“at most all that the pursuers’ employee was doing was advising the defender of an internal decision of the pursuers, which amounted to approval in principle of the proposal to lend the defender (and his company) funding for the development(s). She was not, in so communicating to the defender, creating a legal obligation on the pursuers to lend to the defender (and his company) several million pounds.” (para 57)
This seems an entirely reasonable interpretation of the nature of the words spoken, and the Court’s conclusion on whether such words were intended to give rise to a unilateral promise (they were not) is to be approved.
The suggestion that the oral statement made by the pursuers’ employee was a collateral warranty seems to have been a rather feeble attempt (albeit approved by the Commercial judge at first instance) to give such statement obligatory form. It is hard to see what convincingly any undertaking could be argued to have been collateral too, given that no express linkage was made when the statement was made nor was an implied linkage to a specific later contract evident from the circumstances (there were subsequent agreements between the parties, but these defined different levels of funding and different purposes for that funding, so could not be the principal undertakings to which the statement might be collateral). It is a pity that the defender did not try to make an argument that the statement made during the telephone conversation was a freestanding promise (this was not the pled basis of the case), as that would have avoided the difficulty of having to tie the obligation to some other undertaking in order to make it ‘collateral’. However, as has been argued above, the words used by the pursuers’ employee do not seem to disclose any promissory intent at all, so that such a promissory argument would also properly have failed.

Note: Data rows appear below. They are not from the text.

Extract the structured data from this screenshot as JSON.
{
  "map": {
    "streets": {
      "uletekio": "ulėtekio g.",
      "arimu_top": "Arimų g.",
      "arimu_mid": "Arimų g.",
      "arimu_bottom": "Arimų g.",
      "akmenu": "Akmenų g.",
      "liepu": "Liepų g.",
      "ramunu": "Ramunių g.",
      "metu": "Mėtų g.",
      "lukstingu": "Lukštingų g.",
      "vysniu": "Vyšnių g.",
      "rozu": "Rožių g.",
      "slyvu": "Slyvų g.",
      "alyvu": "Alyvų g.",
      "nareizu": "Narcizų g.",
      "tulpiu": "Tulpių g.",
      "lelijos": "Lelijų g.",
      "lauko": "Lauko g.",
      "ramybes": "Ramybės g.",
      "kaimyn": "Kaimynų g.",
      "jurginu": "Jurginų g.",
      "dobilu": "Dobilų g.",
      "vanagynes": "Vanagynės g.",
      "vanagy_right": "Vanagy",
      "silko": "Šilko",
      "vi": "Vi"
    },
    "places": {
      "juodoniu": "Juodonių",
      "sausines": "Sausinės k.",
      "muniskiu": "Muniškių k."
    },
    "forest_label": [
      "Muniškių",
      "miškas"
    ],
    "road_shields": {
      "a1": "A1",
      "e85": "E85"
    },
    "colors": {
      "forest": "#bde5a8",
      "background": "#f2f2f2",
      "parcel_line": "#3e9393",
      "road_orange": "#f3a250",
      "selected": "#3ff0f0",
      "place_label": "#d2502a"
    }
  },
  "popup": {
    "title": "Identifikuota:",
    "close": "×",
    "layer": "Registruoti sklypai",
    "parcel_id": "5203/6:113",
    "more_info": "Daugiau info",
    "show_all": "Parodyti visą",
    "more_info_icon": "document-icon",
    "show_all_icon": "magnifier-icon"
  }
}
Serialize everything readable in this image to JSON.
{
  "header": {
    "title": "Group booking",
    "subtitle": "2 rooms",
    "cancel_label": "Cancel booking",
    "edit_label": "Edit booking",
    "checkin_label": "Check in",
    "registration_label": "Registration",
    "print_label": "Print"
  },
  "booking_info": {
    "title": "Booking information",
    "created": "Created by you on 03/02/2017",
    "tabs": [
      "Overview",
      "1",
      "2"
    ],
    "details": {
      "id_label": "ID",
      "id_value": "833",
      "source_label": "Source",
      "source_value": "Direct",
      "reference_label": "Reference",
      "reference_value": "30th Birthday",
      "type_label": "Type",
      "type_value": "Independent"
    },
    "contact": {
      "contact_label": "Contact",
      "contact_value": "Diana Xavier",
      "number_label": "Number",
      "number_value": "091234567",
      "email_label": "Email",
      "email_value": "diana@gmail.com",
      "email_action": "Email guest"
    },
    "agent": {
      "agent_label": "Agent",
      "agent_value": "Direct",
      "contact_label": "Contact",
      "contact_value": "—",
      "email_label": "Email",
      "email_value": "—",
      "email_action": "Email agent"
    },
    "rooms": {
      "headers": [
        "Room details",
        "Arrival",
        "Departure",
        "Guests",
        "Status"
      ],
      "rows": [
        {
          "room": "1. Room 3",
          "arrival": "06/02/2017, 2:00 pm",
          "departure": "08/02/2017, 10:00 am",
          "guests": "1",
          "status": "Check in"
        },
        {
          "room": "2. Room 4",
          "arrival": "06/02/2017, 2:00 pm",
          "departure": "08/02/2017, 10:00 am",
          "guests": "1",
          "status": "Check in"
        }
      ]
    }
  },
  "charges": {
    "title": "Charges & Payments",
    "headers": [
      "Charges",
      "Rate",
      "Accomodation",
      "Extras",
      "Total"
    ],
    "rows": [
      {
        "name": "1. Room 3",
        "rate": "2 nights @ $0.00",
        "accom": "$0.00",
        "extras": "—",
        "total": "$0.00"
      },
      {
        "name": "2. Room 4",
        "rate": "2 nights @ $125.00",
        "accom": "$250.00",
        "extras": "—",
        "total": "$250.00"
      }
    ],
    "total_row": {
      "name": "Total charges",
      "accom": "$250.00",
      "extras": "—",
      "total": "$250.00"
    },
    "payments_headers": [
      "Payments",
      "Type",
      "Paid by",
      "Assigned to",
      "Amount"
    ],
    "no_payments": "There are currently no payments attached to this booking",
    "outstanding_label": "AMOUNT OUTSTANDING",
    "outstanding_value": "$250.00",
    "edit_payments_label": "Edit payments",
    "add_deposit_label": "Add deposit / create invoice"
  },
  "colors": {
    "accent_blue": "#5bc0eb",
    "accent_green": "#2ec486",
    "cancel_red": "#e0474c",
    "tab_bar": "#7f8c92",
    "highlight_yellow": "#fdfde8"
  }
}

The decision on the case aside, however, it is a pity that what the Inner House says about the nature of collateral warranties appears to suggest that warranties can only be contractual: there is no obvious reason why a warranty, collateral or not, may not be a promise, and there is good reason to believe that promise may well be the most appropriate way to view some warranties (e.g. manufacturers’ warranties) in Scots law, whatever their characterisation in other systems.